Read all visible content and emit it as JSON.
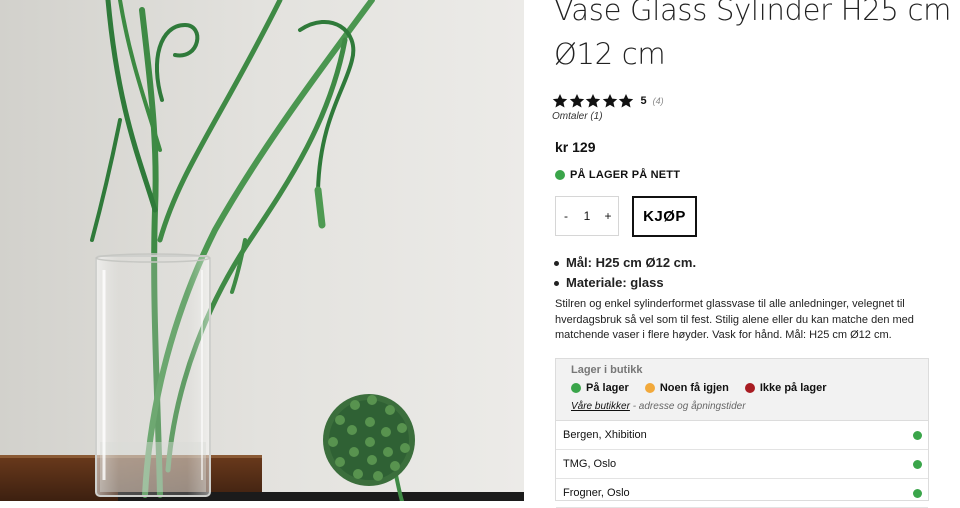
{
  "product": {
    "title": "Vase Glass Sylinder H25 cm Ø12 cm",
    "rating": {
      "stars": 5,
      "score": "5",
      "count": "(4)"
    },
    "reviews_link": "Omtaler (1)",
    "price": "kr 129",
    "online_stock": "PÅ LAGER PÅ NETT",
    "quantity": {
      "minus": "-",
      "value": "1",
      "plus": "+"
    },
    "buy_label": "KJØP",
    "specs": [
      "Mål: H25 cm Ø12 cm.",
      "Materiale: glass"
    ],
    "description": "Stilren og enkel sylinderformet glassvase til alle anledninger, velegnet til hverdagsbruk så vel som til fest. Stilig alene eller du kan matche den med matchende vaser i flere høyder. Vask for hånd. Mål: H25 cm Ø12 cm."
  },
  "store_stock": {
    "title": "Lager i butikk",
    "legend": [
      {
        "label": "På lager",
        "color": "#3aa54a"
      },
      {
        "label": "Noen få igjen",
        "color": "#f2a93b"
      },
      {
        "label": "Ikke på lager",
        "color": "#a81c22"
      }
    ],
    "stores_link": "Våre butikker",
    "stores_suffix": "- adresse og åpningstider",
    "stores": [
      {
        "name": "Bergen, Xhibition",
        "status": "in-stock"
      },
      {
        "name": "TMG, Oslo",
        "status": "in-stock"
      },
      {
        "name": "Frogner, Oslo",
        "status": "in-stock"
      }
    ]
  }
}
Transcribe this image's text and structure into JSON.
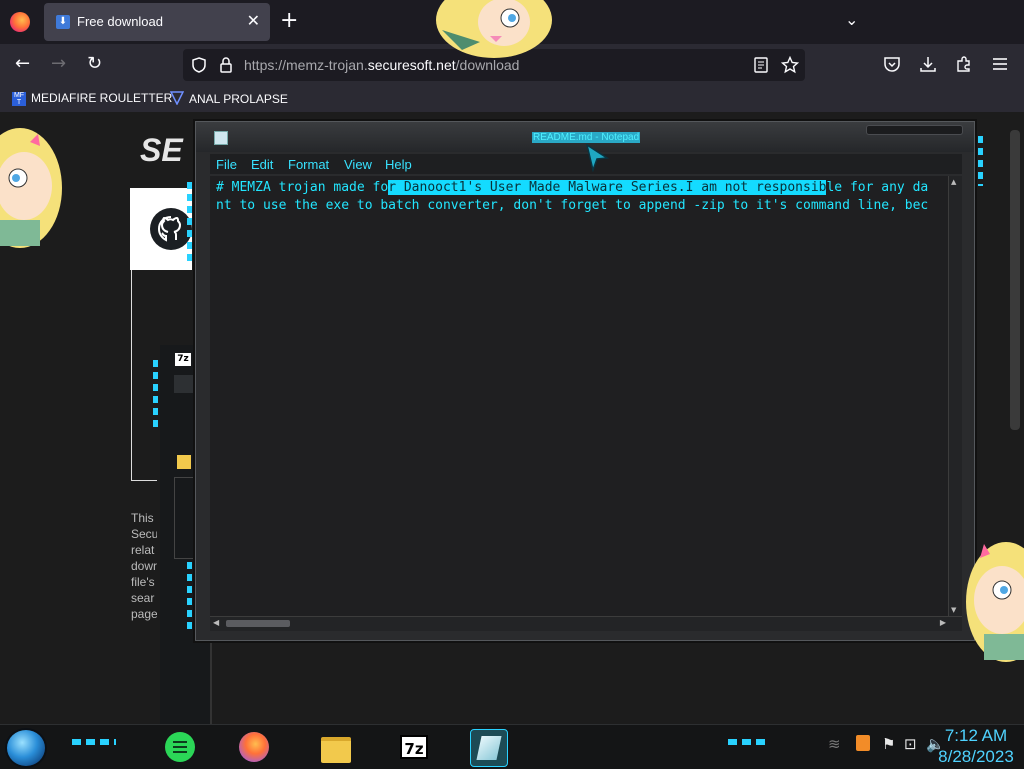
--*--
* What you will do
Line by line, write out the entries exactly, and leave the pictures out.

* Exercise result
Read all visible content and emit it as JSON.
{
  "product": {
    "title": "Vase Glass Sylinder H25 cm Ø12 cm",
    "rating": {
      "stars": 5,
      "score": "5",
      "count": "(4)"
    },
    "reviews_link": "Omtaler (1)",
    "price": "kr 129",
    "online_stock": "PÅ LAGER PÅ NETT",
    "quantity": {
      "minus": "-",
      "value": "1",
      "plus": "+"
    },
    "buy_label": "KJØP",
    "specs": [
      "Mål: H25 cm Ø12 cm.",
      "Materiale: glass"
    ],
    "description": "Stilren og enkel sylinderformet glassvase til alle anledninger, velegnet til hverdagsbruk så vel som til fest. Stilig alene eller du kan matche den med matchende vaser i flere høyder. Vask for hånd. Mål: H25 cm Ø12 cm."
  },
  "store_stock": {
    "title": "Lager i butikk",
    "legend": [
      {
        "label": "På lager",
        "color": "#3aa54a"
      },
      {
        "label": "Noen få igjen",
        "color": "#f2a93b"
      },
      {
        "label": "Ikke på lager",
        "color": "#a81c22"
      }
    ],
    "stores_link": "Våre butikker",
    "stores_suffix": "- adresse og åpningstider",
    "stores": [
      {
        "name": "Bergen, Xhibition",
        "status": "in-stock"
      },
      {
        "name": "TMG, Oslo",
        "status": "in-stock"
      },
      {
        "name": "Frogner, Oslo",
        "status": "in-stock"
      }
    ]
  }
}
Transcribe this image's text and structure into JSON.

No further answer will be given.